Record extracts:
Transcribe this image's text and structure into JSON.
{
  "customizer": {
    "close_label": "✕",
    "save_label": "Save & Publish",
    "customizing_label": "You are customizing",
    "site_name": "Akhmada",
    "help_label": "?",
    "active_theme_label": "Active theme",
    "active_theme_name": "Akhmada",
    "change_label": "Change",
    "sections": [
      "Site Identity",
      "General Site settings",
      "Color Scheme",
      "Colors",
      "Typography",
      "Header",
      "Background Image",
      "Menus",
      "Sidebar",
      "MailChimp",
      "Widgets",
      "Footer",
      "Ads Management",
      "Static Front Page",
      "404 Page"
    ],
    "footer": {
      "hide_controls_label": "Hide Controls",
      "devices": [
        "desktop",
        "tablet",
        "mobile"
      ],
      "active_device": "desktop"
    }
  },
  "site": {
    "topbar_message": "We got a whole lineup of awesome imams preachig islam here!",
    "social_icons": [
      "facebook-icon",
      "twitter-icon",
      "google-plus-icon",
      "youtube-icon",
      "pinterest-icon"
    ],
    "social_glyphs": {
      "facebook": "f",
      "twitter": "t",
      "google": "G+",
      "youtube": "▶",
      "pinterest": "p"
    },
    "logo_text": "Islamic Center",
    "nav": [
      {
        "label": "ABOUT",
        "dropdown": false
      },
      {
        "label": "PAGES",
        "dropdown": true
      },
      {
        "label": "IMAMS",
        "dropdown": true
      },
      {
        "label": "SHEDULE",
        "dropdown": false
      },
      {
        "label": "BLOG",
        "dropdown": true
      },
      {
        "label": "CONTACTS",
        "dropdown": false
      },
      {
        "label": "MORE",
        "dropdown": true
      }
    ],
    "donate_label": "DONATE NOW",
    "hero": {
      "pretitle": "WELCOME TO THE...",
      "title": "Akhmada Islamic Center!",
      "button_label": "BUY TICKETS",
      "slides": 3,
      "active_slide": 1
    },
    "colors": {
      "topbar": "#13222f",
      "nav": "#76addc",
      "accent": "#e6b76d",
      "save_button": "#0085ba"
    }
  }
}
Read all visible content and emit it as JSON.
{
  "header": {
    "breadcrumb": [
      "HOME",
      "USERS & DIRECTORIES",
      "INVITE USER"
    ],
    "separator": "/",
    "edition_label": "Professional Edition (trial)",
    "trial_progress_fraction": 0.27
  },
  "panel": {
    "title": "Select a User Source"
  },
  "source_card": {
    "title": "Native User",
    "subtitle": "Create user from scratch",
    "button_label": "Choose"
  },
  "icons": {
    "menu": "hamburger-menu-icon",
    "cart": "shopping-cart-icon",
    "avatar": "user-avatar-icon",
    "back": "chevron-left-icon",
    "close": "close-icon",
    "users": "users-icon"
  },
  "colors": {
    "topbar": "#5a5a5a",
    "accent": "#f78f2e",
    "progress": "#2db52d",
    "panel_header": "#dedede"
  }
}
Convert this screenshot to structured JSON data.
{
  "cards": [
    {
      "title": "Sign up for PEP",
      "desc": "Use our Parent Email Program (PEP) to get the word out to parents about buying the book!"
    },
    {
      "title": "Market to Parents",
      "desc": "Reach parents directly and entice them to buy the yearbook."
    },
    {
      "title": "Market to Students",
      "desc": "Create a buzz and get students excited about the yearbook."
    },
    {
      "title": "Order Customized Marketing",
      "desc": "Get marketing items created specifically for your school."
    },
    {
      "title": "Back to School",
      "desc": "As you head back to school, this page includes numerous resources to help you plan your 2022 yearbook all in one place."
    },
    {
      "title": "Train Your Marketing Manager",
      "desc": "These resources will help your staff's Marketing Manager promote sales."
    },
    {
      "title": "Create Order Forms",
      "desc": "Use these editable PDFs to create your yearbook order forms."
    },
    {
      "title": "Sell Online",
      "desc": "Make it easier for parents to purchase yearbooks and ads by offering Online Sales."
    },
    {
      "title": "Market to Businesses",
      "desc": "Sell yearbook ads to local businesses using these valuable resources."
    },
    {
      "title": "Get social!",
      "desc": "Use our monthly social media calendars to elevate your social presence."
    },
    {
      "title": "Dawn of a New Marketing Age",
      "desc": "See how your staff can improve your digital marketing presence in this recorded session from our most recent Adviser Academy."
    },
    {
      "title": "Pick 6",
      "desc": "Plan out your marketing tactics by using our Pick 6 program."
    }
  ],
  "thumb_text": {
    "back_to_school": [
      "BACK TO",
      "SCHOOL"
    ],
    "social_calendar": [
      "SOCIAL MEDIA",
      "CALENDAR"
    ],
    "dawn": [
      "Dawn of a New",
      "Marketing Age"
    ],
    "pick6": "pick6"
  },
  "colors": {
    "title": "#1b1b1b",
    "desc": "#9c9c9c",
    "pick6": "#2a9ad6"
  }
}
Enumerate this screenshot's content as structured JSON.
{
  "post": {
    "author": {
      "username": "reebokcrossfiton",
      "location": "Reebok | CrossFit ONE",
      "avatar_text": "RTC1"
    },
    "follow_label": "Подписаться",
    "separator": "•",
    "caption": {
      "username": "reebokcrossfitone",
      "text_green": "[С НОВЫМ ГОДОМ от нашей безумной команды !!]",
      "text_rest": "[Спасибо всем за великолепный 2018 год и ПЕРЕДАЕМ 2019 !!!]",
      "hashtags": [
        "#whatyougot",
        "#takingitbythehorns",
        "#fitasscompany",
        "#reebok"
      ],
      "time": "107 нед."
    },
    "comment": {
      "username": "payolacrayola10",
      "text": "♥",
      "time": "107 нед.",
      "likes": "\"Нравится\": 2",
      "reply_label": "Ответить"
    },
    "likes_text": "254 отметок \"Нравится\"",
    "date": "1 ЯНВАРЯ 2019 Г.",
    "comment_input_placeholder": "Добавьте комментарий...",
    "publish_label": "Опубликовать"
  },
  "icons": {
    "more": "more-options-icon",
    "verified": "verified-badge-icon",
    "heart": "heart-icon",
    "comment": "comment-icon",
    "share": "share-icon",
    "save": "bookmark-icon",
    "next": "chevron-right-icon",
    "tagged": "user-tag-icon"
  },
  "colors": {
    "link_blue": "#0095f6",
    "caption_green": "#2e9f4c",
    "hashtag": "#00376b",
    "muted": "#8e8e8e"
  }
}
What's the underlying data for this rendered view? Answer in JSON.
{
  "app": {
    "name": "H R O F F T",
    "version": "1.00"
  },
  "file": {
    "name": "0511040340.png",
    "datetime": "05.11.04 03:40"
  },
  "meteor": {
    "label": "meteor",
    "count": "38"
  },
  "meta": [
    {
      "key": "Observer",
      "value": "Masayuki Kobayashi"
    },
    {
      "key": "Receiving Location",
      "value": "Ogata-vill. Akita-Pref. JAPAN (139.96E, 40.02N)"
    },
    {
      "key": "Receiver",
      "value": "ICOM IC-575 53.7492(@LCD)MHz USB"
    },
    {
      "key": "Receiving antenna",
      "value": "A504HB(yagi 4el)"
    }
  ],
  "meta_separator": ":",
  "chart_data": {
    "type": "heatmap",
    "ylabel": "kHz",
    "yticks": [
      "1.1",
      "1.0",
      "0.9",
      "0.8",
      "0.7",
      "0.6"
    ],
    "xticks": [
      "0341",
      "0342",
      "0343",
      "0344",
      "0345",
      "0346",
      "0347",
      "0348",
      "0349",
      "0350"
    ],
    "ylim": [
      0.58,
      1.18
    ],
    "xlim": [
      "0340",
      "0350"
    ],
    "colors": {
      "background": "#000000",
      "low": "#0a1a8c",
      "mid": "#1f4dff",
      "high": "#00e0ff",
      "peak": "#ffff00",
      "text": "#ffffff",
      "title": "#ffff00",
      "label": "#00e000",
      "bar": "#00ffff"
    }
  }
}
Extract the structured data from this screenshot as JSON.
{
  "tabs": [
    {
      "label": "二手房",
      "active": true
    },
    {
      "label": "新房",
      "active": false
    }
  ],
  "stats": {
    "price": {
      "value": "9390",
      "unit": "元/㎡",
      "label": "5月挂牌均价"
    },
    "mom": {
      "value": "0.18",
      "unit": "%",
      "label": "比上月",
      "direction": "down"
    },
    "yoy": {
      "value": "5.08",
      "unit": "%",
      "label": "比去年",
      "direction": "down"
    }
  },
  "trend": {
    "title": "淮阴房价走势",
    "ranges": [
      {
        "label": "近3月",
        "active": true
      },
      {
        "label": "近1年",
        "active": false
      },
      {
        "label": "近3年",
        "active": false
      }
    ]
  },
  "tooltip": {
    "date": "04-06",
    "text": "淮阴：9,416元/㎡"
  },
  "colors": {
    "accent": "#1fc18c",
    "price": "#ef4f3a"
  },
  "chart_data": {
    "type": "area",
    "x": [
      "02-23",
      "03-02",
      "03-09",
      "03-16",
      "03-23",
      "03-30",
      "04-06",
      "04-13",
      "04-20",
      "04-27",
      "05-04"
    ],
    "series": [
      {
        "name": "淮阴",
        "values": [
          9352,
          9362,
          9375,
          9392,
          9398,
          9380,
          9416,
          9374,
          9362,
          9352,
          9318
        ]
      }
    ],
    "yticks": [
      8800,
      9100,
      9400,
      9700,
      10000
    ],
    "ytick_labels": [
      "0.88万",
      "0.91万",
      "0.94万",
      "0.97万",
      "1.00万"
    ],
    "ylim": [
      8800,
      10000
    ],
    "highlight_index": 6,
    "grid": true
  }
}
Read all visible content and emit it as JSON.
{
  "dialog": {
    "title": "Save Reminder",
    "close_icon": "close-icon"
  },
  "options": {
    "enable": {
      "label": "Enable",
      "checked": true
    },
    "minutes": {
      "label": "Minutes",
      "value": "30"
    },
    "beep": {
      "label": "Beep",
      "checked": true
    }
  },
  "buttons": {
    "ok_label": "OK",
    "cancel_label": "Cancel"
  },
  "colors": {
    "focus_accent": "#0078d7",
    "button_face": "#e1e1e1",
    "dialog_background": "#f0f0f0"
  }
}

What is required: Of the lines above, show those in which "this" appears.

Exercise solution:
Transcribe this image's text and structure into JSON.
Convert this screenshot to structured JSON data.
      "desc": "As you head back to school, this page includes numerous resources to help you plan your 2022 yearbook all in one place."
      "desc": "See how your staff can improve your digital marketing presence in this recorded session from our most recent Adviser Academy."
Enumerate this screenshot's content as structured JSON.
What's the underlying data for this rendered view? Answer in JSON.
Extract the structured data from this screenshot as JSON.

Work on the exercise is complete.